• WORK ORDER
Print out the entries exactly, and include each one.

[Items from a dataset]
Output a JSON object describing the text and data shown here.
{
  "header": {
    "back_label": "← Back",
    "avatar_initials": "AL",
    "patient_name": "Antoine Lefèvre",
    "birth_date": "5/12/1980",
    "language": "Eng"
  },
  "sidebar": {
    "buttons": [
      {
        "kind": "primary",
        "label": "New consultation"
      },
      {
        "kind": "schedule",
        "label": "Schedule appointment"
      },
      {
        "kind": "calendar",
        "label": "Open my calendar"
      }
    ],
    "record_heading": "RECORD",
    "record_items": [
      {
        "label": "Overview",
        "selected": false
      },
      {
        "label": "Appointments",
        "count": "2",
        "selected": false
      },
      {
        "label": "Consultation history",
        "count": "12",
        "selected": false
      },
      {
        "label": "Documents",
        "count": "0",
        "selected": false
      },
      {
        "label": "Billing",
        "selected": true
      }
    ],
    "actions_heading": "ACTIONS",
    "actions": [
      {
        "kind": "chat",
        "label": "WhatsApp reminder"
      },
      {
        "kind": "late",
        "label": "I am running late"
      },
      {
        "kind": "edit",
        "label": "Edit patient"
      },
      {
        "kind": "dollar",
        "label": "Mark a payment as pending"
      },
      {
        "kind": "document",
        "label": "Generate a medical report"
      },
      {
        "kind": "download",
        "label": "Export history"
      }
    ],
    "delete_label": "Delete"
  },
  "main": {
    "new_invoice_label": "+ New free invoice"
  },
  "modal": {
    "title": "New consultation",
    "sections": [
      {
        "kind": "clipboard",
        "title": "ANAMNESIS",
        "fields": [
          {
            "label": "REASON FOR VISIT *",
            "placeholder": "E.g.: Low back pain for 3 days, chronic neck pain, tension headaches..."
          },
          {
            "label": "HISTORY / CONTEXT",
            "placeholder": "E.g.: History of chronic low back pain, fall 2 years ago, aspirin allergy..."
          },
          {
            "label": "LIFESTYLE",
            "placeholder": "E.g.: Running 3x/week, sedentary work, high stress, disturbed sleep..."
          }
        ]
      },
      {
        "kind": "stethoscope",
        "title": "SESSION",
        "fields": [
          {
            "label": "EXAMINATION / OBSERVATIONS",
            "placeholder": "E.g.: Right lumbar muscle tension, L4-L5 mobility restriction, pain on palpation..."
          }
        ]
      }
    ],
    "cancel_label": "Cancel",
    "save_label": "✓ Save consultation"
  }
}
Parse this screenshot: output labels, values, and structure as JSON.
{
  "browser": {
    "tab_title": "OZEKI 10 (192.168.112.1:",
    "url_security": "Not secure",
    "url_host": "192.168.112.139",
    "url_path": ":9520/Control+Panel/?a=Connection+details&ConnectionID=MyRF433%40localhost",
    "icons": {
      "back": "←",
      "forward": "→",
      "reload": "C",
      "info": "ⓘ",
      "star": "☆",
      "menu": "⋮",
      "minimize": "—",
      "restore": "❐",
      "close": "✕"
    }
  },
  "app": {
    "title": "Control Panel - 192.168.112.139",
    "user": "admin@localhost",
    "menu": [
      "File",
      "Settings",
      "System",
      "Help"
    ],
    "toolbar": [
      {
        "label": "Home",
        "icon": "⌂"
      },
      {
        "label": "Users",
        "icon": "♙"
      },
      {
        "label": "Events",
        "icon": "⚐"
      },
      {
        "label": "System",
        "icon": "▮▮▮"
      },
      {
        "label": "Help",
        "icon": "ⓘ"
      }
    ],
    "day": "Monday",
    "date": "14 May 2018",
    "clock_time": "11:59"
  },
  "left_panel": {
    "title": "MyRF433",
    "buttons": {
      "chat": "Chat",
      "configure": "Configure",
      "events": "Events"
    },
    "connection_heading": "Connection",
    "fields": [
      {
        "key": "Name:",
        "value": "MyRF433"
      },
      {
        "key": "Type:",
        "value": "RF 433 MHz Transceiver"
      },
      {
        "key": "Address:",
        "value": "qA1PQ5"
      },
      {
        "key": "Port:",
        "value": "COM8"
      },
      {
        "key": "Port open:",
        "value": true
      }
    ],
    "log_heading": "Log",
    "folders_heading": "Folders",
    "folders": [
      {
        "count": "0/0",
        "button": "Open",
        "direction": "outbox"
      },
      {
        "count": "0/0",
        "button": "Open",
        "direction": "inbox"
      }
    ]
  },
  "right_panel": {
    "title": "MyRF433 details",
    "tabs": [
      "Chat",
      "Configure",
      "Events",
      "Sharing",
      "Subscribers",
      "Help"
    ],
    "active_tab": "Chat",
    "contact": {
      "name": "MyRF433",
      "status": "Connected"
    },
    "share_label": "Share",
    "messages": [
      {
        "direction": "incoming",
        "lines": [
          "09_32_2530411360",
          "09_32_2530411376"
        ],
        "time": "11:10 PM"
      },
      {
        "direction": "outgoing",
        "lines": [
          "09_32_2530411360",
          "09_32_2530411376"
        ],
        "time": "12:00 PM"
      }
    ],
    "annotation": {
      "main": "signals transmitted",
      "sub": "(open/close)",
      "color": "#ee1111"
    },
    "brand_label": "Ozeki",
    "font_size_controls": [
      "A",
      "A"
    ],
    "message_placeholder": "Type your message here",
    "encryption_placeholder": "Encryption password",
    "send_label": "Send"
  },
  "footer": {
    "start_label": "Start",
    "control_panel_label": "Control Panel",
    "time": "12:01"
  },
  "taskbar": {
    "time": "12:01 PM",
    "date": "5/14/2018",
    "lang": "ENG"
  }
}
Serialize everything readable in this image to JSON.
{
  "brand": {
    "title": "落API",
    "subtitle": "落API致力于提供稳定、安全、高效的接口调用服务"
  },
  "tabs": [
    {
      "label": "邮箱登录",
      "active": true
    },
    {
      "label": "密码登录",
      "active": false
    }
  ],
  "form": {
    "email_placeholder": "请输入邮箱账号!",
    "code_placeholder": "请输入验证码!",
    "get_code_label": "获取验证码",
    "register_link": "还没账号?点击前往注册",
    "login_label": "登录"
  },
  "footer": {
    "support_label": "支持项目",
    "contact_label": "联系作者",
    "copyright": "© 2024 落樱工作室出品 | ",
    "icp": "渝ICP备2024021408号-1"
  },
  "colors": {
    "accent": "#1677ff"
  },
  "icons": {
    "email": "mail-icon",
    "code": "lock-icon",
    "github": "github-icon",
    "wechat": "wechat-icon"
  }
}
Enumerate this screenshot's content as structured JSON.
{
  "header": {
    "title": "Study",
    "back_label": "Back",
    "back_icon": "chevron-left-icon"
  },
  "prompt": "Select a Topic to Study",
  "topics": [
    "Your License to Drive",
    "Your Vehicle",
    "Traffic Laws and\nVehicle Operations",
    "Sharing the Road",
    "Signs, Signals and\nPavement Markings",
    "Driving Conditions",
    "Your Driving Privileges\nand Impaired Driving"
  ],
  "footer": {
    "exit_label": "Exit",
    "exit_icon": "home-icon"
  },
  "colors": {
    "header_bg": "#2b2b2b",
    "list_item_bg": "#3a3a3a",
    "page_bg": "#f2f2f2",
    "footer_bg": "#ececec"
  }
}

• RESULT OF THE TASK
Output a JSON object describing the text and data shown here.
{
  "header": {
    "back_label": "← Back",
    "avatar_initials": "AL",
    "patient_name": "Antoine Lefèvre",
    "birth_date": "5/12/1980",
    "language": "Eng"
  },
  "sidebar": {
    "buttons": [
      {
        "kind": "primary",
        "label": "New consultation"
      },
      {
        "kind": "schedule",
        "label": "Schedule appointment"
      },
      {
        "kind": "calendar",
        "label": "Open my calendar"
      }
    ],
    "record_heading": "RECORD",
    "record_items": [
      {
        "label": "Overview",
        "selected": false
      },
      {
        "label": "Appointments",
        "count": "2",
        "selected": false
      },
      {
        "label": "Consultation history",
        "count": "12",
        "selected": false
      },
      {
        "label": "Documents",
        "count": "0",
        "selected": false
      },
      {
        "label": "Billing",
        "selected": true
      }
    ],
    "actions_heading": "ACTIONS",
    "actions": [
      {
        "kind": "chat",
        "label": "WhatsApp reminder"
      },
      {
        "kind": "late",
        "label": "I am running late"
      },
      {
        "kind": "edit",
        "label": "Edit patient"
      },
      {
        "kind": "dollar",
        "label": "Mark a payment as pending"
      },
      {
        "kind": "document",
        "label": "Generate a medical report"
      },
      {
        "kind": "download",
        "label": "Export history"
      }
    ],
    "delete_label": "Delete"
  },
  "main": {
    "new_invoice_label": "+ New free invoice"
  },
  "modal": {
    "title": "New consultation",
    "sections": [
      {
        "kind": "clipboard",
        "title": "ANAMNESIS",
        "fields": [
          {
            "label": "REASON FOR VISIT *",
            "placeholder": "E.g.: Low back pain for 3 days, chronic neck pain, tension headaches..."
          },
          {
            "label": "HISTORY / CONTEXT",
            "placeholder": "E.g.: History of chronic low back pain, fall 2 years ago, aspirin allergy..."
          },
          {
            "label": "LIFESTYLE",
            "placeholder": "E.g.: Running 3x/week, sedentary work, high stress, disturbed sleep..."
          }
        ]
      },
      {
        "kind": "stethoscope",
        "title": "SESSION",
        "fields": [
          {
            "label": "EXAMINATION / OBSERVATIONS",
            "placeholder": "E.g.: Right lumbar muscle tension, L4-L5 mobility restriction, pain on palpation..."
          }
        ]
      }
    ],
    "cancel_label": "Cancel",
    "save_label": "✓ Save consultation"
  }
}
Parse this screenshot: output labels, values, and structure as JSON.
{
  "browser": {
    "tab_title": "OZEKI 10 (192.168.112.1:",
    "url_security": "Not secure",
    "url_host": "192.168.112.139",
    "url_path": ":9520/Control+Panel/?a=Connection+details&ConnectionID=MyRF433%40localhost",
    "icons": {
      "back": "←",
      "forward": "→",
      "reload": "C",
      "info": "ⓘ",
      "star": "☆",
      "menu": "⋮",
      "minimize": "—",
      "restore": "❐",
      "close": "✕"
    }
  },
  "app": {
    "title": "Control Panel - 192.168.112.139",
    "user": "admin@localhost",
    "menu": [
      "File",
      "Settings",
      "System",
      "Help"
    ],
    "toolbar": [
      {
        "label": "Home",
        "icon": "⌂"
      },
      {
        "label": "Users",
        "icon": "♙"
      },
      {
        "label": "Events",
        "icon": "⚐"
      },
      {
        "label": "System",
        "icon": "▮▮▮"
      },
      {
        "label": "Help",
        "icon": "ⓘ"
      }
    ],
    "day": "Monday",
    "date": "14 May 2018",
    "clock_time": "11:59"
  },
  "left_panel": {
    "title": "MyRF433",
    "buttons": {
      "chat": "Chat",
      "configure": "Configure",
      "events": "Events"
    },
    "connection_heading": "Connection",
    "fields": [
      {
        "key": "Name:",
        "value": "MyRF433"
      },
      {
        "key": "Type:",
        "value": "RF 433 MHz Transceiver"
      },
      {
        "key": "Address:",
        "value": "qA1PQ5"
      },
      {
        "key": "Port:",
        "value": "COM8"
      },
      {
        "key": "Port open:",
        "value": true
      }
    ],
    "log_heading": "Log",
    "folders_heading": "Folders",
    "folders": [
      {
        "count": "0/0",
        "button": "Open",
        "direction": "outbox"
      },
      {
        "count": "0/0",
        "button": "Open",
        "direction": "inbox"
      }
    ]
  },
  "right_panel": {
    "title": "MyRF433 details",
    "tabs": [
      "Chat",
      "Configure",
      "Events",
      "Sharing",
      "Subscribers",
      "Help"
    ],
    "active_tab": "Chat",
    "contact": {
      "name": "MyRF433",
      "status": "Connected"
    },
    "share_label": "Share",
    "messages": [
      {
        "direction": "incoming",
        "lines": [
          "09_32_2530411360",
          "09_32_2530411376"
        ],
        "time": "11:10 PM"
      },
      {
        "direction": "outgoing",
        "lines": [
          "09_32_2530411360",
          "09_32_2530411376"
        ],
        "time": "12:00 PM"
      }
    ],
    "annotation": {
      "main": "signals transmitted",
      "sub": "(open/close)",
      "color": "#ee1111"
    },
    "brand_label": "Ozeki",
    "font_size_controls": [
      "A",
      "A"
    ],
    "message_placeholder": "Type your message here",
    "encryption_placeholder": "Encryption password",
    "send_label": "Send"
  },
  "footer": {
    "start_label": "Start",
    "control_panel_label": "Control Panel",
    "time": "12:01"
  },
  "taskbar": {
    "time": "12:01 PM",
    "date": "5/14/2018",
    "lang": "ENG"
  }
}
Serialize everything readable in this image to JSON.
{
  "brand": {
    "title": "落API",
    "subtitle": "落API致力于提供稳定、安全、高效的接口调用服务"
  },
  "tabs": [
    {
      "label": "邮箱登录",
      "active": true
    },
    {
      "label": "密码登录",
      "active": false
    }
  ],
  "form": {
    "email_placeholder": "请输入邮箱账号!",
    "code_placeholder": "请输入验证码!",
    "get_code_label": "获取验证码",
    "register_link": "还没账号?点击前往注册",
    "login_label": "登录"
  },
  "footer": {
    "support_label": "支持项目",
    "contact_label": "联系作者",
    "copyright": "© 2024 落樱工作室出品 | ",
    "icp": "渝ICP备2024021408号-1"
  },
  "colors": {
    "accent": "#1677ff"
  },
  "icons": {
    "email": "mail-icon",
    "code": "lock-icon",
    "github": "github-icon",
    "wechat": "wechat-icon"
  }
}
Enumerate this screenshot's content as structured JSON.
{
  "header": {
    "title": "Study",
    "back_label": "Back",
    "back_icon": "chevron-left-icon"
  },
  "prompt": "Select a Topic to Study",
  "topics": [
    "Your License to Drive",
    "Your Vehicle",
    "Traffic Laws and\nVehicle Operations",
    "Sharing the Road",
    "Signs, Signals and\nPavement Markings",
    "Driving Conditions",
    "Your Driving Privileges\nand Impaired Driving"
  ],
  "footer": {
    "exit_label": "Exit",
    "exit_icon": "home-icon"
  },
  "colors": {
    "header_bg": "#2b2b2b",
    "list_item_bg": "#3a3a3a",
    "page_bg": "#f2f2f2",
    "footer_bg": "#ececec"
  }
}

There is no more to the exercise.